’Tis the season to travel, and AAA estimates 112.7 million people will journey 50 miles or more away from home from December 23 to January 2. That’s an increase of 3.6 million people over last year and closing in on pre-pandemic numbers. 2022 is expected to be the third busiest year for holiday travel since AAA began tracking in 2000.
“This year, travel time will be extended due to Christmas Day and New Year’s Day falling on Sundays,” says Paula Twidale, AAA’s Senior Vice President of Travel. “With hybrid work schedules, we are seeing more people take long weekends to travel because they can work remotely at their destination and be more flexible with the days they depart and return.”
Nearly 102 million Americans will drive to their holiday destinations. Despite roller-coaster gas prices in 2022, this holiday season will see an additional 2 million drivers compared to 2021. Travel by car this year is on par with 2018 but shy of 2019 when 108 million Americans drove out of town for the holidays, the highest year on record.
Air travel will see a 14% increase over last year, with nearly 7.2 million Americans expected to fly. Flights and airports will be packed this holiday season, reminiscent of pre-pandemic days. Demand for flights has surged despite higher airline ticket prices. AAA expects the number of people taking holiday flights this year will come close to matching 2019 when 7.3 million Americans traveled by air.
“If the distance is not reasonable to drive, more people are taking to the air to maximize the time spent at their destination,” Twidale adds. “Conversely, if the travel distances are reasonable and more than one or two people in the household are taking the trip, it may be more cost-effective to drive rather than buy multiple air tickets, rent a car, and spend too much money before the fun even begins.”
Other modes of transportation are also rebounding in a big way. AAA estimates travel by bus, rail, and cruise ship will rise to 3.6 million this holiday season, a 23% increase from last year and nearly 94% of 2019’s volume.

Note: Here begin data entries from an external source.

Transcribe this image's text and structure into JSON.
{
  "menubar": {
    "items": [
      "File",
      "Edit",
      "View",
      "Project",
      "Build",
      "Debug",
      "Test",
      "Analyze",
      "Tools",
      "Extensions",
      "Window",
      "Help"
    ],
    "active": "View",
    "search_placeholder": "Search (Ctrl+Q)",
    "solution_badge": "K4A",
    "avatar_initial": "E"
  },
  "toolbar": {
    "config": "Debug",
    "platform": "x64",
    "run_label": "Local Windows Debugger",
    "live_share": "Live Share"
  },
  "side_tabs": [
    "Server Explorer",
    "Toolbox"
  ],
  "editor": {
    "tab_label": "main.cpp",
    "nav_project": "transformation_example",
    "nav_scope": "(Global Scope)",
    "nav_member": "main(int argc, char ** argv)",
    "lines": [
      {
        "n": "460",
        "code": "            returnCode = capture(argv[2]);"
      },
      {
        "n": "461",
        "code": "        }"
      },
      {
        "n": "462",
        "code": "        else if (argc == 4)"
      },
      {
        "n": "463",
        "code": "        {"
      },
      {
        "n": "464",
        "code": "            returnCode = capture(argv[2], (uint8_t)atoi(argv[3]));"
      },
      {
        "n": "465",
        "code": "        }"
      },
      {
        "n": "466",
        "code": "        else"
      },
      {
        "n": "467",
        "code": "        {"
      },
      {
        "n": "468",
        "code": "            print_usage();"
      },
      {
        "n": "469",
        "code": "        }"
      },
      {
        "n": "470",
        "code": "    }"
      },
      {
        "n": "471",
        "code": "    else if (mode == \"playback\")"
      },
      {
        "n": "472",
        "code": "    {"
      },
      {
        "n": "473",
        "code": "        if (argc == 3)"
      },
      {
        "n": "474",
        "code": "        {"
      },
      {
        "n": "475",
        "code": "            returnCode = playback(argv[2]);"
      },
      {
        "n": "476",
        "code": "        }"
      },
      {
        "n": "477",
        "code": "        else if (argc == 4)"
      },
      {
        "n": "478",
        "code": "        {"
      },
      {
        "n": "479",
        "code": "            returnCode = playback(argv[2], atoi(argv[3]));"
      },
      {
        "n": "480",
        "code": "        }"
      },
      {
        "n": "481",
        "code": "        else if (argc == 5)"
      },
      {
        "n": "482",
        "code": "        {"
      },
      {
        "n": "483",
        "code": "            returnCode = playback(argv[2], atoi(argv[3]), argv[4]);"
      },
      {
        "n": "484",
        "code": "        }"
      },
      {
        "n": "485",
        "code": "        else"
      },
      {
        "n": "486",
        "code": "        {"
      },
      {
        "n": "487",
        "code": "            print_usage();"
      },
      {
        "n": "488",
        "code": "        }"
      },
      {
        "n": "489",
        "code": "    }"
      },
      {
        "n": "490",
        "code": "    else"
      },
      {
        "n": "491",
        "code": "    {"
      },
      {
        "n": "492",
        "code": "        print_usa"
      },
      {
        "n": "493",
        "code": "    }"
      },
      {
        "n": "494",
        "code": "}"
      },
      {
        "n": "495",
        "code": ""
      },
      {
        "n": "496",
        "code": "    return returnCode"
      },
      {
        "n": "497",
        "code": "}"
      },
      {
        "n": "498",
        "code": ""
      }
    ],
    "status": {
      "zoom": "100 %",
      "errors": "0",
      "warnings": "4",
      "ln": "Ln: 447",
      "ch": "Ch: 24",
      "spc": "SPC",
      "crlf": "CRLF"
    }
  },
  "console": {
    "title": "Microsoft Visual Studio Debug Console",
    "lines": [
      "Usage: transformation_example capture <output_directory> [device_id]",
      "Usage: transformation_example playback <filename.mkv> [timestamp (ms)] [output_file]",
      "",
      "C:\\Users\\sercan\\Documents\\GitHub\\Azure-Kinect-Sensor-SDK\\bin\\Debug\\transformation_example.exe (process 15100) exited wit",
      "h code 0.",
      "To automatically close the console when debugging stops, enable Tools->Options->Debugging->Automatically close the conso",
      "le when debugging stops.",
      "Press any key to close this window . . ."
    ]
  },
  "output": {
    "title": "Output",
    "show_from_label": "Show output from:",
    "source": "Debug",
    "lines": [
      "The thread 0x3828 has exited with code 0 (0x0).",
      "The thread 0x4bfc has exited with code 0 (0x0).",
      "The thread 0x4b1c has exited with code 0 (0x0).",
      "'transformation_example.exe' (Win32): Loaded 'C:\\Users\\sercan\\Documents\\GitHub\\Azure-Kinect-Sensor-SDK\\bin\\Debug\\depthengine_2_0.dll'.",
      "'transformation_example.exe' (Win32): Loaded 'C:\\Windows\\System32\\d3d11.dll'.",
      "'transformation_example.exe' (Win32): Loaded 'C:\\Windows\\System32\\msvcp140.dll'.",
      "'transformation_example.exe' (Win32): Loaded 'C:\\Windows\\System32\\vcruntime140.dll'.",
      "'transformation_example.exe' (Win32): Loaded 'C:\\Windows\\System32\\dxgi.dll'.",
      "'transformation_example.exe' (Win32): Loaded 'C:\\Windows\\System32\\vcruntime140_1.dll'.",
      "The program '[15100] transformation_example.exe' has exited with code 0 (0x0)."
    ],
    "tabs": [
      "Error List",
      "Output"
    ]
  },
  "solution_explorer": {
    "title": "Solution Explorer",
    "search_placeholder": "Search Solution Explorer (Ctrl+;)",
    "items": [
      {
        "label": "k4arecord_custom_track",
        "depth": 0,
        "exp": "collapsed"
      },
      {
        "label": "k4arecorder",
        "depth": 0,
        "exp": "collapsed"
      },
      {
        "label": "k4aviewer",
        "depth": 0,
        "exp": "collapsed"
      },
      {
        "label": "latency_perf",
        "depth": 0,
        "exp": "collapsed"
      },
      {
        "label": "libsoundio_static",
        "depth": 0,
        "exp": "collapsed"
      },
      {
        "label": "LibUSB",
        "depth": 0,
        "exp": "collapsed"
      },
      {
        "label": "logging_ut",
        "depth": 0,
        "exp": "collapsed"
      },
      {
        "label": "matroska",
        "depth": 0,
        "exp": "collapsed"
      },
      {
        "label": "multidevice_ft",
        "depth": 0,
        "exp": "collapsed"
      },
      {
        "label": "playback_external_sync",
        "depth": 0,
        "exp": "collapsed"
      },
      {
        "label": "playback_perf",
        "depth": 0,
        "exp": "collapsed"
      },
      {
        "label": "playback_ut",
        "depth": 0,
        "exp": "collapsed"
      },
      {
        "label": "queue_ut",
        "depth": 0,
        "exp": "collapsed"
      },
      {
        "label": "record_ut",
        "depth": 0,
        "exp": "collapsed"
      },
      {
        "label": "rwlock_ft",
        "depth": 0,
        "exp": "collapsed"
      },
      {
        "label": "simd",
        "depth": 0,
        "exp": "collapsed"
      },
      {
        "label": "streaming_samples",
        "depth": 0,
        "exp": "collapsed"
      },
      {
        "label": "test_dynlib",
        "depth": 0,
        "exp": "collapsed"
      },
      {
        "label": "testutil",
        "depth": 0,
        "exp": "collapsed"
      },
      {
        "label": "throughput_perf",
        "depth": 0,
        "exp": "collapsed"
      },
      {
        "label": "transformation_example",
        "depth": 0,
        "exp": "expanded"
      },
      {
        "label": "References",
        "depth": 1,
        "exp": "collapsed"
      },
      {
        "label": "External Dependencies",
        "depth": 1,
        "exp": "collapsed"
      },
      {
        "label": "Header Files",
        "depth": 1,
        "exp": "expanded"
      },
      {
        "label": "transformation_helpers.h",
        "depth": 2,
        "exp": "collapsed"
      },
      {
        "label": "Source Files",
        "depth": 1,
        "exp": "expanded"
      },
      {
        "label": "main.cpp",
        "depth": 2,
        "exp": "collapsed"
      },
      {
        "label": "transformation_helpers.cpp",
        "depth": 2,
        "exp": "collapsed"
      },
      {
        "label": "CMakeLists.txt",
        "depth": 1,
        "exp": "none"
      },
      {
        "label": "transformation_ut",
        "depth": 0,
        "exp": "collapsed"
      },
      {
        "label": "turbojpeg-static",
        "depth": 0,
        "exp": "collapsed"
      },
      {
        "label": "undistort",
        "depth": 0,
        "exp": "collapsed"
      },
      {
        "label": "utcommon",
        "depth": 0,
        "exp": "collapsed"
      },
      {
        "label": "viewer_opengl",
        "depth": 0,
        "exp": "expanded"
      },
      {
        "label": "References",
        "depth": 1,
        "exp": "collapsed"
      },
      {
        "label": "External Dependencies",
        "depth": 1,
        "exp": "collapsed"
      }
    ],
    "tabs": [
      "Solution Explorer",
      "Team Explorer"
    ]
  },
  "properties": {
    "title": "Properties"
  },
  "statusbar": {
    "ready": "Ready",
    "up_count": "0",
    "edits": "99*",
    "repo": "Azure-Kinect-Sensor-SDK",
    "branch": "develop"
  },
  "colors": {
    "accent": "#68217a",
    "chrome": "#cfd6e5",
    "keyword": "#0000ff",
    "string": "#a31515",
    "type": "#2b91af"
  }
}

INRIX, a provider of transportation analytics and insights, expects the most congested days on the road to be Friday before Christmas, December 27 and 28, and on Monday, January 2, as travelers mix with commuters. In major metros, especially in Los Angeles and New York City, drivers could experience double the typical delays. Nationwide, drivers could see travel times up to 25% longer.
“With pre-pandemic levels of travelers hitting the road this holiday, drivers must be prepared for delays in and around major metro areas, with Tuesday, December 27 expected to be the nation’s worst day to travel,” says Bob Pishue, transportation analyst at INRIX. “Our advice is to avoid traveling during peak commuting hours. If schedules allow, leave bright and early or after the afternoon commute.”